Parents, students and community members from Mountain View Elementary, in northeast Cobb, Brumby Elementary, off Powers Ferry Road in Marietta, and Harmony Leland Elementary, in Mableton, have addressed the board at every meeting since September and asked it to select their school for a rebuild.
Superintendent Michael Hinojosa in October gave the board a list of six options, which included 11 elementary schools, from which to choose two new schools to be constructed within the next two years.
The board has discussed which schools they might rebuild at meetings in November and December, but have yet to take a vote or narrow down the list.
“We have never had a formal discussion about which schools are on the short list,” said board member David Banks.
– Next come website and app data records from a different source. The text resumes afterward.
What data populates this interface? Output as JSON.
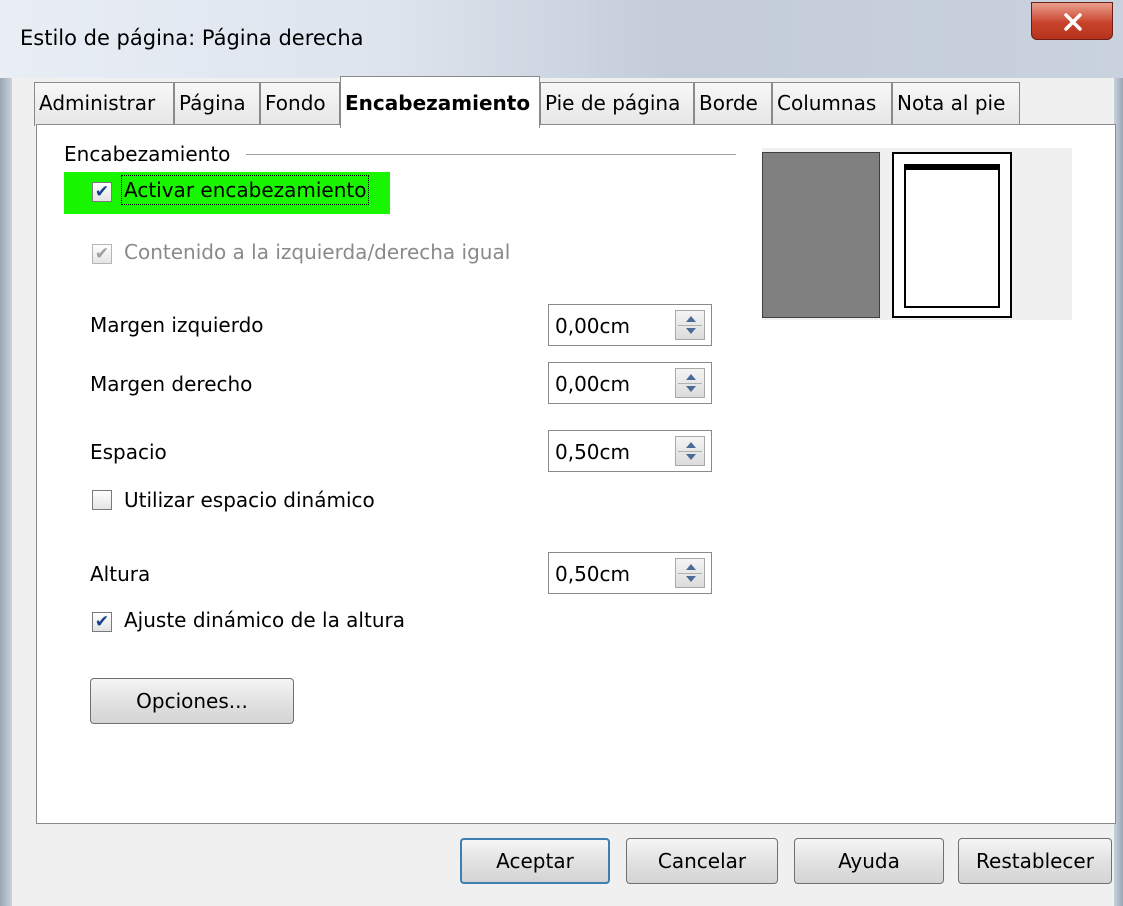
{
  "window": {
    "title": "Estilo de página: Página derecha"
  },
  "tabs": [
    {
      "label": "Administrar"
    },
    {
      "label": "Página"
    },
    {
      "label": "Fondo"
    },
    {
      "label": "Encabezamiento",
      "active": true
    },
    {
      "label": "Pie de página"
    },
    {
      "label": "Borde"
    },
    {
      "label": "Columnas"
    },
    {
      "label": "Nota al pie"
    }
  ],
  "header_group": {
    "title": "Encabezamiento",
    "activate": {
      "label": "Activar encabezamiento",
      "checked": true,
      "highlight_color": "#19f700"
    },
    "same_content": {
      "label": "Contenido a la izquierda/derecha igual",
      "checked": true,
      "enabled": false
    },
    "fields": {
      "left_margin": {
        "label": "Margen izquierdo",
        "value": "0,00cm"
      },
      "right_margin": {
        "label": "Margen derecho",
        "value": "0,00cm"
      },
      "spacing": {
        "label": "Espacio",
        "value": "0,50cm"
      },
      "height": {
        "label": "Altura",
        "value": "0,50cm"
      }
    },
    "dynamic_spacing": {
      "label": "Utilizar espacio dinámico",
      "checked": false
    },
    "autofit_height": {
      "label": "Ajuste dinámico de la altura",
      "checked": true
    },
    "options_button": "Opciones..."
  },
  "buttons": {
    "ok": "Aceptar",
    "cancel": "Cancelar",
    "help": "Ayuda",
    "reset": "Restablecer"
  },
  "colors": {
    "close_button": "#c9432c",
    "checkmark": "#1a3f8e",
    "default_button_border": "#3c7fb1"
  }
}
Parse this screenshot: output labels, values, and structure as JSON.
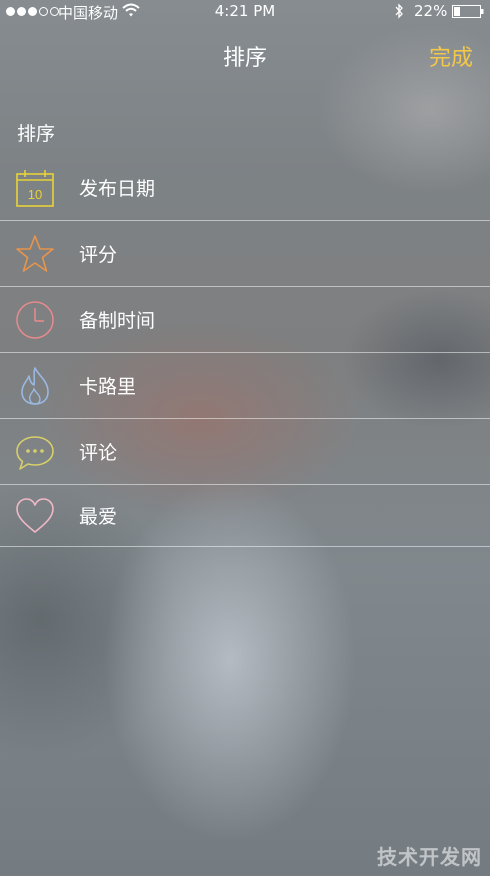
{
  "status_bar": {
    "carrier": "中国移动",
    "time": "4:21 PM",
    "battery": "22%",
    "signal_bars_filled": 3,
    "signal_bars_total": 5
  },
  "nav": {
    "title": "排序",
    "done_label": "完成"
  },
  "section": {
    "header": "排序"
  },
  "items": [
    {
      "label": "发布日期",
      "icon": "calendar-icon",
      "icon_text": "10",
      "color": "#e8d23a"
    },
    {
      "label": "评分",
      "icon": "star-icon",
      "color": "#e8944a"
    },
    {
      "label": "备制时间",
      "icon": "clock-icon",
      "color": "#e48a8c"
    },
    {
      "label": "卡路里",
      "icon": "flame-icon",
      "color": "#9ab8e0"
    },
    {
      "label": "评论",
      "icon": "comment-bubble-icon",
      "color": "#d8cf6a"
    },
    {
      "label": "最爱",
      "icon": "heart-icon",
      "color": "#f0b8c4"
    }
  ],
  "watermark": "技术开发网",
  "colors": {
    "accent": "#f2c84a"
  }
}
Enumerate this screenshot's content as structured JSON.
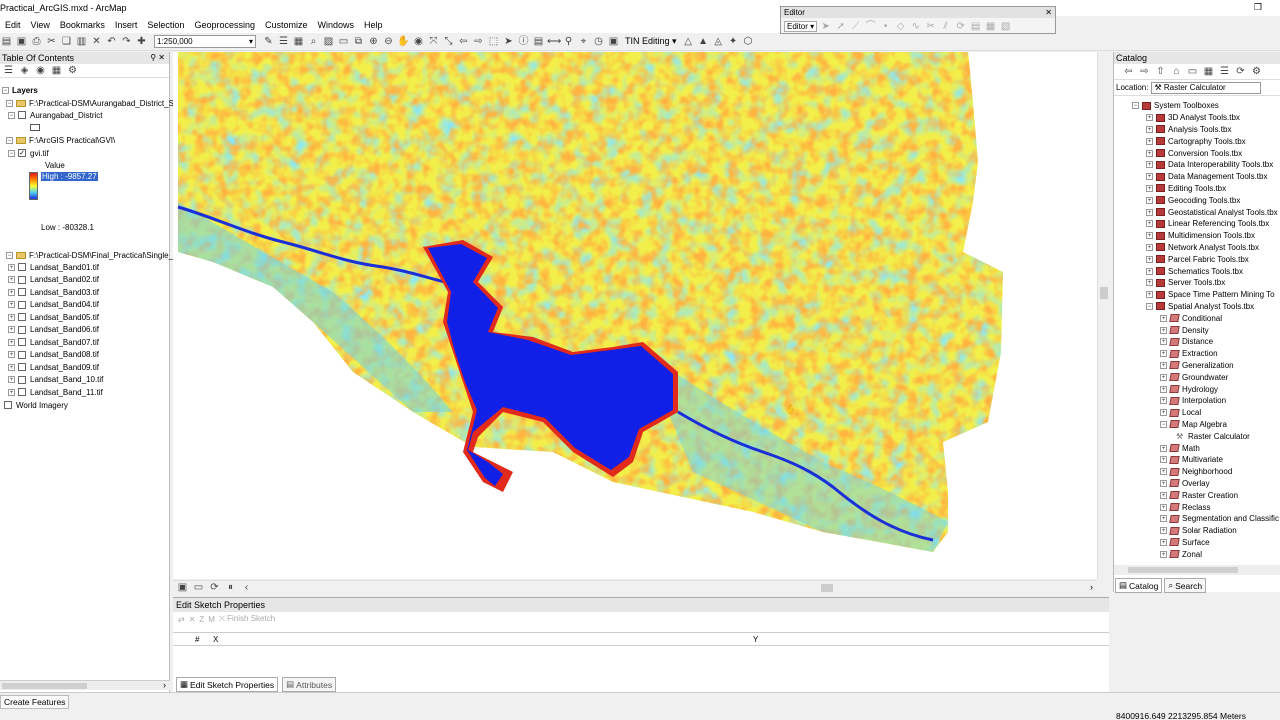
{
  "window": {
    "title": "Practical_ArcGIS.mxd - ArcMap",
    "restore_glyph": "❐"
  },
  "menu": [
    "Edit",
    "View",
    "Bookmarks",
    "Insert",
    "Selection",
    "Geoprocessing",
    "Customize",
    "Windows",
    "Help"
  ],
  "toolbar": {
    "scale": "1:250,000",
    "tin_editing": "TIN Editing ▾"
  },
  "editor": {
    "title": "Editor",
    "dropdown": "Editor ▾"
  },
  "toc": {
    "title": "Table Of Contents",
    "layers_label": "Layers",
    "group1_path": "F:\\Practical-DSM\\Aurangabad_District_Sh",
    "aurangabad": "Aurangabad_District",
    "group2_path": "F:\\ArcGIS Practical\\GVI\\",
    "gvi": "gvi.tif",
    "value_label": "Value",
    "high": "High : -9857.27",
    "low": "Low : -80328.1",
    "group3_path": "F:\\Practical-DSM\\Final_Practical\\Single_b",
    "bands": [
      "Landsat_Band01.tif",
      "Landsat_Band02.tif",
      "Landsat_Band03.tif",
      "Landsat_Band04.tif",
      "Landsat_Band05.tif",
      "Landsat_Band06.tif",
      "Landsat_Band07.tif",
      "Landsat_Band08.tif",
      "Landsat_Band09.tif",
      "Landsat_Band_10.tif",
      "Landsat_Band_11.tif"
    ],
    "world_imagery": "World Imagery"
  },
  "sketch": {
    "title": "Edit Sketch Properties",
    "finish": "Finish Sketch",
    "col_num": "#",
    "col_x": "X",
    "col_y": "Y",
    "tab_edit": "Edit Sketch Properties",
    "tab_attr": "Attributes"
  },
  "catalog": {
    "title": "Catalog",
    "location_label": "Location:",
    "location_value": "Raster Calculator",
    "system_toolboxes": "System Toolboxes",
    "toolboxes": [
      "3D Analyst Tools.tbx",
      "Analysis Tools.tbx",
      "Cartography Tools.tbx",
      "Conversion Tools.tbx",
      "Data Interoperability Tools.tbx",
      "Data Management Tools.tbx",
      "Editing Tools.tbx",
      "Geocoding Tools.tbx",
      "Geostatistical Analyst Tools.tbx",
      "Linear Referencing Tools.tbx",
      "Multidimension Tools.tbx",
      "Network Analyst Tools.tbx",
      "Parcel Fabric Tools.tbx",
      "Schematics Tools.tbx",
      "Server Tools.tbx",
      "Space Time Pattern Mining To",
      "Spatial Analyst Tools.tbx"
    ],
    "spatial_sets_a": [
      "Conditional",
      "Density",
      "Distance",
      "Extraction",
      "Generalization",
      "Groundwater",
      "Hydrology",
      "Interpolation",
      "Local",
      "Map Algebra"
    ],
    "raster_calculator": "Raster Calculator",
    "spatial_sets_b": [
      "Math",
      "Multivariate",
      "Neighborhood",
      "Overlay",
      "Raster Creation",
      "Reclass",
      "Segmentation and Classific",
      "Solar Radiation",
      "Surface",
      "Zonal"
    ],
    "tab_catalog": "Catalog",
    "tab_search": "Search"
  },
  "status": {
    "left": "Create Features",
    "coords": "8400916.649  2213295.854 Meters"
  }
}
Some members have voiced preferences for certain schools on the list, however.
Board Member Scott Sweeney has said he favors rebuilding Brumby Elementary, which is in his district.
Vice chair Randy Scamihorn said he had narrowed the list of six options Hinojosa gave him down to three: Brumby, Mountain View or Clay/Harmony Leland. He was not ready to announce Friday which two options he would select.
Clay and Harmony Leland Elementary would be consolidated and the students at both schools merged in to one new building if selected for a rebuild, according to the superintendent’s list.
New land would need to be purchased on which to build the two new schools, and board members are closely looking at what land they can afford, and where. They are also considering how much money the district might make selling the land any of the schools currently sit on, Banks said.
“Which one would give us a bigger payback?” Banks asked.
He has determined the land Mountain View and Brumby Elementary sit on would bring in the most money.
Banks was an adamant supporter of consolidating two schools in his post, Powers Ferry and Eastvalley Elementary, but has received pushback from parents at both schools who said they do not wish to be considered.
Scamihorn said before voting he will consider the safety of the students, the costs to maintain each school, where the board
can afford to build, the number of trailers at each school and the size of the student populations.
Kathleen Angelucci, the board’s new chairwoman, said all six options given to the board were still being considered. She assured that a conversation about selecting schools would happen Monday.
The construction of the two schools will be funded by SPLOST IV, a five-year tax approved by voters last March, which is expected to raise more than $717 million.
The district plans to spend roughly $159 million on construction projects with SPLOST IV dollars. These include two new elementary schools, a new east Cobb middle school and new buildings for Wheeler and Osborne high schools.
Monday’s meeting begins at 7 p.m. at 514 Glover St., Marietta.